It is the Season of the Great Lenten Fast. Once again, we are reminded of the Our Lord’s forty day fast in which He went to the desert to pray and fast to prepare for His three years of public ministry. It was a time of deep spiritual reflection and even of temptation. The time of prayer empowered Him to present the Gospel message to the apostles, the disciples, and the world.
Each year, we return to the Fast. In many ways, we go through the same personal and public prayers. We try to follow the fasting as best we can. And we offer our service and support to those who look to us for help. In some ways, observing the Great Fast, Christmas, Easter, and Pentecost liturgical seasons is like riding on a merry go round each year. We do the same things each year, and if we are not careful, we end up in the same place. With the grace of God, we spiritually rise up a little wben we reach Easter at the end of the Fast.
When we enter the Season of the Great Fast, it is not just doing the same thing over and over again. Without a plan or goal, you will not get anywhere. So, make a plan and follow it. The church’s requirements for fasting and abstinence are important components throughout Lent. This may look like giving up things like gossip, your favorite coffee order, or forgoing music in the car and replacing it with prayer.
First, we are a year older and hopefully a little wiser than last year. A healthy person continues to learn and understand the world, people, and self more completely. Our spiritual lives are no different. We have grown more holy from the last cycle of the Great Fast and other seasons. Or, ifwe have slacked off or been actively drawn into selfish and sinful activities, the Fast is a time to let go of what holds us down and to return to the path which leads us God.
Second, the world and the church have changed. The war in Ukraine and coming economic recession has affected us all. The Covid pandemic shutdown has changed how we gather. Many things were stopped during the past three years. Some people are slow to restart activities which they never before questioned. As difficult as it is, we need to restart exercise and medical appointments which are necessary for our physical health.
Likewise, attending in person church Divine Liturgies and services is necessary to support our personal spiritual life. No only do we receive blessings with our presence, but we strengthen and build up the faith of our friends by praying with them. Especially during the Great Fast, we reach out and help our friends and those in need.
Finally, we need to do a little bit more in our efforts to move closer to Jesus. Beyond prayer and fasting, we give to others less fortunate than ourselves and we support our churches. “Give something, however small, to the one in need. For it is not small to one who has nothing. Neither is it small to God, if we have given what we could.” St. Gregory Nazianzen.
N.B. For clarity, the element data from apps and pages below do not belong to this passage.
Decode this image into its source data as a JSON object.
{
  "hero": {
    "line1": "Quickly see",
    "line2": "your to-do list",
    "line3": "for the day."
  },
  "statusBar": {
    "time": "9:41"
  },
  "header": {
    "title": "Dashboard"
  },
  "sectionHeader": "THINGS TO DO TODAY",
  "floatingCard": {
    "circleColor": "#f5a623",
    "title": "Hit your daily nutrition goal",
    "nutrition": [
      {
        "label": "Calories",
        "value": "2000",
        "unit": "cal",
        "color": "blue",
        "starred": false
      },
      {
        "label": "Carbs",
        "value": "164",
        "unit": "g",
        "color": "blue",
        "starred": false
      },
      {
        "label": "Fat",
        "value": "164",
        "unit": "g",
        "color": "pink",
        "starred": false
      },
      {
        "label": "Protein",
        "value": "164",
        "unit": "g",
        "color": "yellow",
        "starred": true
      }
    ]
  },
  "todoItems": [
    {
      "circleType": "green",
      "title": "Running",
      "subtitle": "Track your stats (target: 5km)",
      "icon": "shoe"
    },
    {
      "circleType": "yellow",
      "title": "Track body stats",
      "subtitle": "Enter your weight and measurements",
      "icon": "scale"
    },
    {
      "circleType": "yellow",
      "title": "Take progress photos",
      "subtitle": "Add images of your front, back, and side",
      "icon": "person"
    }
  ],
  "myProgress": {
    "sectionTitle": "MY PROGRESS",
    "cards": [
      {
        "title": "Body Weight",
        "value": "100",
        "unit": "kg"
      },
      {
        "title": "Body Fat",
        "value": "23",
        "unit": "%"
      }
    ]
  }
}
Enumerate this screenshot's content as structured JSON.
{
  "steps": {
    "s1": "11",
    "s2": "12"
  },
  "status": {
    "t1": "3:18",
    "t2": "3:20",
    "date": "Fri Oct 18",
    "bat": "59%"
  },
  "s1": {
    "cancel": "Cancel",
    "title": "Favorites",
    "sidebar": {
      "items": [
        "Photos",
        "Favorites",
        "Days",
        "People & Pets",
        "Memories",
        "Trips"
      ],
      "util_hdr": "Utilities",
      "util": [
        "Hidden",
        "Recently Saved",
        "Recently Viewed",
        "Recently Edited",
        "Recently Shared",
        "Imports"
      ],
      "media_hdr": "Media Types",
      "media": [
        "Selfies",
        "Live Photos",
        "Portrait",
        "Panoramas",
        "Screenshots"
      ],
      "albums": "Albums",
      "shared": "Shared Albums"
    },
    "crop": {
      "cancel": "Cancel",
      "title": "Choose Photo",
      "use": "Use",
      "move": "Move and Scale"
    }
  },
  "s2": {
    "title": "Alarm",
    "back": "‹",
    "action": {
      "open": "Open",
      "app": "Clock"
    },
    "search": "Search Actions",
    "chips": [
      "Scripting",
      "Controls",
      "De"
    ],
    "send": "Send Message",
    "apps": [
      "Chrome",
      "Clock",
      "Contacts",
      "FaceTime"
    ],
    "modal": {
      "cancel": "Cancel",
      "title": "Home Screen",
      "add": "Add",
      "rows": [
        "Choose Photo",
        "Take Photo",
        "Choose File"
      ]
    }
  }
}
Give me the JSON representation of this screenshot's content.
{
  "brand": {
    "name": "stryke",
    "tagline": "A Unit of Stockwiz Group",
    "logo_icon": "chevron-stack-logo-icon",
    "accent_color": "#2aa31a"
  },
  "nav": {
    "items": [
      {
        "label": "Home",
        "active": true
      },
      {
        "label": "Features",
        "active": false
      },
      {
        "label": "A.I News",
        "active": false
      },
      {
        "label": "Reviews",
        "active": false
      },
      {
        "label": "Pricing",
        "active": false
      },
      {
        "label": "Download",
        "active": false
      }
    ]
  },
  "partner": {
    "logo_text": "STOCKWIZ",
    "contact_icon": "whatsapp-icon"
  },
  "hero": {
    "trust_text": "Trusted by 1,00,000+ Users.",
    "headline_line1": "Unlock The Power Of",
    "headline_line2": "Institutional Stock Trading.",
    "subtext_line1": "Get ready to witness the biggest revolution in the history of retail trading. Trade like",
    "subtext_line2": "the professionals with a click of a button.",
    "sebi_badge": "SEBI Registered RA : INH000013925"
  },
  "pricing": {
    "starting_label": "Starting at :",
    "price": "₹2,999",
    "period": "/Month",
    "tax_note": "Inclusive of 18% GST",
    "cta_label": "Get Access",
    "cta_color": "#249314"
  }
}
Returning to prayer, fasting, and giving to others can lift us up from where we were last year to a new level of holiness within the forty days. If we try and open ourselves to God’s mercy, we will be renewed and lifted up. For as the late Pope Benedict XVI reminds us “We must trust in the mighty power of God’s mercy. We are all sinners, but His grace transforms us and makes us new.”
Sincerely yours in Christ,
Most Reverend William C. Skurla, D.D.
Metropolitan Archbishop of Pittsburgh